i am a pro stills photographer and very keen to shoot a 1/2 hour pilot in hd video. with my project i plan to do the filming and sound myself as i will be filming my wife as the host, unfortunately no budget for a third person. i have been told that the canon 5D is the way to go, but it cannot support good quality sound. i need all my gear to fit into one pelican case. i need to have the options of a rifle mic, a wireless mic setup (2) and record ambient sound if necessary. i was told that the Zoom H4n was the best recorder using PluralEyes software to sync. i heard that there might be problems with this software as it needs clean sound to sync. finding an affordable rifle mic and wireless mic set-up is going to be a challenge. the subject matter includes music and interviews. i am on a very tight budget and would really appreciate any input. thank you, Rodney
The most important thing for getting good sound it getting the mic off the camera and close to the talent.
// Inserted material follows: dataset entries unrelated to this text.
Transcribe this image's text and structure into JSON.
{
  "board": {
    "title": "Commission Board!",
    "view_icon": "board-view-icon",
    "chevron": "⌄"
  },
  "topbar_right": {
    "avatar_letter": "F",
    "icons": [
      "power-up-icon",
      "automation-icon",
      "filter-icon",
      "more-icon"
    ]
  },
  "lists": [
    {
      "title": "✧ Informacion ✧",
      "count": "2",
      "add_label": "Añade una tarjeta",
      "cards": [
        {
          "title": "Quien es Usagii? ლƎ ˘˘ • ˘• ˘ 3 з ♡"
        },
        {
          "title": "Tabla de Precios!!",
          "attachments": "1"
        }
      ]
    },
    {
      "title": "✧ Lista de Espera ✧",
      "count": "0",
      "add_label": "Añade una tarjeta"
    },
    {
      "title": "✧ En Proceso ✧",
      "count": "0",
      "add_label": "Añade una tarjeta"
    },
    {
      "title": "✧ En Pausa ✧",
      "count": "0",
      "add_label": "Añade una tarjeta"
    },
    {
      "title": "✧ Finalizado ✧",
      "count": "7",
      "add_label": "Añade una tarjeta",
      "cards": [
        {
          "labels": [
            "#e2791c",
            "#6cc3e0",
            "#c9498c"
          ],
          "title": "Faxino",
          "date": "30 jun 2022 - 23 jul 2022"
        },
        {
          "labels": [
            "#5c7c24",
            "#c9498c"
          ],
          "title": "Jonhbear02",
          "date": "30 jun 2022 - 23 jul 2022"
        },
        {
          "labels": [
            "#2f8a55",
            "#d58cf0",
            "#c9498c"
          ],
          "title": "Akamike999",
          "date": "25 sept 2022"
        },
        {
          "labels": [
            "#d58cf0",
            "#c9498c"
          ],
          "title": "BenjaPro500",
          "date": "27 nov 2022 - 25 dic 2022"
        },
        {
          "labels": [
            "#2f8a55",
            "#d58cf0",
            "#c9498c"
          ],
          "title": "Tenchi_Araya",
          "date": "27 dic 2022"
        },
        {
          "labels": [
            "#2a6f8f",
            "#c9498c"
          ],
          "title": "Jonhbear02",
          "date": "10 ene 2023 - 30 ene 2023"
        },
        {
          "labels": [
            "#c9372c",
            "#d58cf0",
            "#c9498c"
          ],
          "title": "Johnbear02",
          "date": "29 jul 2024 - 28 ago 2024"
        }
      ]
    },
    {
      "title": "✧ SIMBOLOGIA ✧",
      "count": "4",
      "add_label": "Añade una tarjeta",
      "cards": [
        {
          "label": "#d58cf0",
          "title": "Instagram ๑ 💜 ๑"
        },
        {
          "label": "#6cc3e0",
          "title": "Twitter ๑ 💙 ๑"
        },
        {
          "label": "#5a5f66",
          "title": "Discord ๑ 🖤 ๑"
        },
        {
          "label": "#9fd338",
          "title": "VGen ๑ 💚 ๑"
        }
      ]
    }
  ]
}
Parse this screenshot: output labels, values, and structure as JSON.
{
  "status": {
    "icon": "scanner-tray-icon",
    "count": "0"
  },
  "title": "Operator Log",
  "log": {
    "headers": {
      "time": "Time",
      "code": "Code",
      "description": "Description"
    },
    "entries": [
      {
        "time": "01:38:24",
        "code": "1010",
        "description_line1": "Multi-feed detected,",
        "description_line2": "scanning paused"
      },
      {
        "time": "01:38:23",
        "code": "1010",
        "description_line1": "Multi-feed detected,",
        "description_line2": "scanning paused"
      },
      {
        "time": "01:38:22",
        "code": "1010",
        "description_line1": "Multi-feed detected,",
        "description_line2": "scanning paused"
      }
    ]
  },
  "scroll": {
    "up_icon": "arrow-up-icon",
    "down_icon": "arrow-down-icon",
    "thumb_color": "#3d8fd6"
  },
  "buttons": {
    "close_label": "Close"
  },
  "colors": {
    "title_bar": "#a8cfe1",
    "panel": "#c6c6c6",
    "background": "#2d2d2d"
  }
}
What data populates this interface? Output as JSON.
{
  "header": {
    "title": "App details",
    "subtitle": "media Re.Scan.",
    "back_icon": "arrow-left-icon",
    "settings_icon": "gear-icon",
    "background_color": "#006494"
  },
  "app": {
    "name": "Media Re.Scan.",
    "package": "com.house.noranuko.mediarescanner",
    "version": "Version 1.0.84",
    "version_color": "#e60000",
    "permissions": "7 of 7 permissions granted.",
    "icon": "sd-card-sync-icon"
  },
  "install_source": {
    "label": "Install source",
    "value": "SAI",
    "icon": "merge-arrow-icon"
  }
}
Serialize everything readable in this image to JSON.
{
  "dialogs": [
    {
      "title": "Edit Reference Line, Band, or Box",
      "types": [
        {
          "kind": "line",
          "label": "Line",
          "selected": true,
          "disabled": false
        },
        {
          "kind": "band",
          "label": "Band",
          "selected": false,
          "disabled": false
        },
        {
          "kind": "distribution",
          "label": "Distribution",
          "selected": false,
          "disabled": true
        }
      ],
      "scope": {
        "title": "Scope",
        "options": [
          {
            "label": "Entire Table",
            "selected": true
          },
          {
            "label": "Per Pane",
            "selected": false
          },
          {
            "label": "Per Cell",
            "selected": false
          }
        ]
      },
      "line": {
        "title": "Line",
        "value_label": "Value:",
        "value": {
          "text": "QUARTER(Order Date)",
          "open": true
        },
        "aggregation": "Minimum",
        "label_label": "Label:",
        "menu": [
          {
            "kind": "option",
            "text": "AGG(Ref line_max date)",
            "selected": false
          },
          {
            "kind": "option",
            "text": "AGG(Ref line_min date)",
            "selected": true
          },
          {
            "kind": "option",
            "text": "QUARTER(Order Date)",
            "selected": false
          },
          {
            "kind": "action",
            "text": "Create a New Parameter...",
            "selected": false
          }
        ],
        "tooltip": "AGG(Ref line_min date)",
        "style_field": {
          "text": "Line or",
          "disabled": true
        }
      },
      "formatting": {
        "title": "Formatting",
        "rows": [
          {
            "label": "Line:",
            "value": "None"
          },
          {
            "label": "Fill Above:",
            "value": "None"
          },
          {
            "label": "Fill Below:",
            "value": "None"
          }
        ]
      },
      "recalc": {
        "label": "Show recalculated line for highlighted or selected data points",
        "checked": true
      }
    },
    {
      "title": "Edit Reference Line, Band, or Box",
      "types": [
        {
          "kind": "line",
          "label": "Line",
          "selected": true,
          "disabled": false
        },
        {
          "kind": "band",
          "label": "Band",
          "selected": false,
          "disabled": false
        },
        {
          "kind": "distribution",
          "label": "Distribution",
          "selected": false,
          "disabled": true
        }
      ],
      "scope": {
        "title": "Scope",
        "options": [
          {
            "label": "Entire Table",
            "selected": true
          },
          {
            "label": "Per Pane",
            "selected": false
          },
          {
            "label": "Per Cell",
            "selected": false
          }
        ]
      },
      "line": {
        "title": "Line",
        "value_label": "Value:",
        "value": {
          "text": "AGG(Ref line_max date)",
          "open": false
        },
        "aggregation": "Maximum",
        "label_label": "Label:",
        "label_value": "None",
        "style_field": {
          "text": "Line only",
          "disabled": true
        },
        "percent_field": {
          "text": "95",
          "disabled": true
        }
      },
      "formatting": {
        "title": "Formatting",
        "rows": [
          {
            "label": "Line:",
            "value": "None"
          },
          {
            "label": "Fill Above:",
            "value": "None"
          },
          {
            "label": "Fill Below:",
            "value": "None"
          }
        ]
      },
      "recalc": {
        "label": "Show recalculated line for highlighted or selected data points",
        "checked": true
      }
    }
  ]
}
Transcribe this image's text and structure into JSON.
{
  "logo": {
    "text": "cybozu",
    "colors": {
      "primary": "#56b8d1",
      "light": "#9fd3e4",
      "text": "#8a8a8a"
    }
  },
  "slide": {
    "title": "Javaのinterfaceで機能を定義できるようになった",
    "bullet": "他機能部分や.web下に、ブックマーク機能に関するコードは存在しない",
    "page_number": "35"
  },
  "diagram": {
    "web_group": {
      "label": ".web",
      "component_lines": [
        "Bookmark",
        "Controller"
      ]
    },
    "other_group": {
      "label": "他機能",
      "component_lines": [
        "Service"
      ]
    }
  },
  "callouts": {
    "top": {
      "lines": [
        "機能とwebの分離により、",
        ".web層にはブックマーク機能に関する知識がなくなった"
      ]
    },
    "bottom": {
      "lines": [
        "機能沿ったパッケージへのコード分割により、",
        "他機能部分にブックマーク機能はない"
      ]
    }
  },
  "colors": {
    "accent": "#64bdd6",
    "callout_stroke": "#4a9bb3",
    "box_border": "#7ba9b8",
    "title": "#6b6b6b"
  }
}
While a separate recorder is optimal, it is not crucial for what you are trying to accomplish.
The Beachtek DXA-SLR is an adapter that will hook a pro microphone up to your 5D. You can find it on ebay for as little as $350, possibly lower. Pair that with a half-decent shotgun mic (like a RØDE NTG-2 - which can be battery powered - currently seeing it for under $200 on ebay), and a homemade boom pole (painter's pole from home depot - $20), and you'll be set.
Read my article on boom operation here to prep the boom op: http://www.colinhartonline.com/?p=336
That gets you respectable sound quality for under $600, and you can turn around and sell most of it on ebay for nearly as much as you paid for it.
Check out this shotgun mic designed for use with the 5d and other similar DSLR's - widely used and reviewed.
Relatively cheap for such a mic too!
With the lav, if you were really on a tight budget, you could use the same mic input on the 5d for:
This has a 20 foot long cable, and its very cheap - cant say much for the quality as I have never known anyone to use it before, but it could work.
I have been working with a Canon 7D and I can tell you that you don't want to be using sound on the camera or any DSLR at the moment.
So used a H4n separate from the camera. If you can, grab a rode video mic pro and put that on the camera or alternatively just use the inbuilt mic for syncing (not for production audio). Remember depending on the DOP or camera operator may not have audio levels to look at once recording (let alone you getting anywhere near the LCD to check). So ALWAYS use something like a H4n to record.
Secondly, use a slate or just clap your hands. Even if the audio screws up on the camera, you can still sync it. Some cameras and older firmware don't even give you audio levels on the LCD once recording, so a slate is still important even if you are using puarleyes for sync later (it covers your butt).
Good luck. DSLR shooting is heaps of fun and is changing the way indy cinema and tv is working and I am loving working in the field. Basically vision is having a revolution like audio did with portable field recorders (especially digital systems).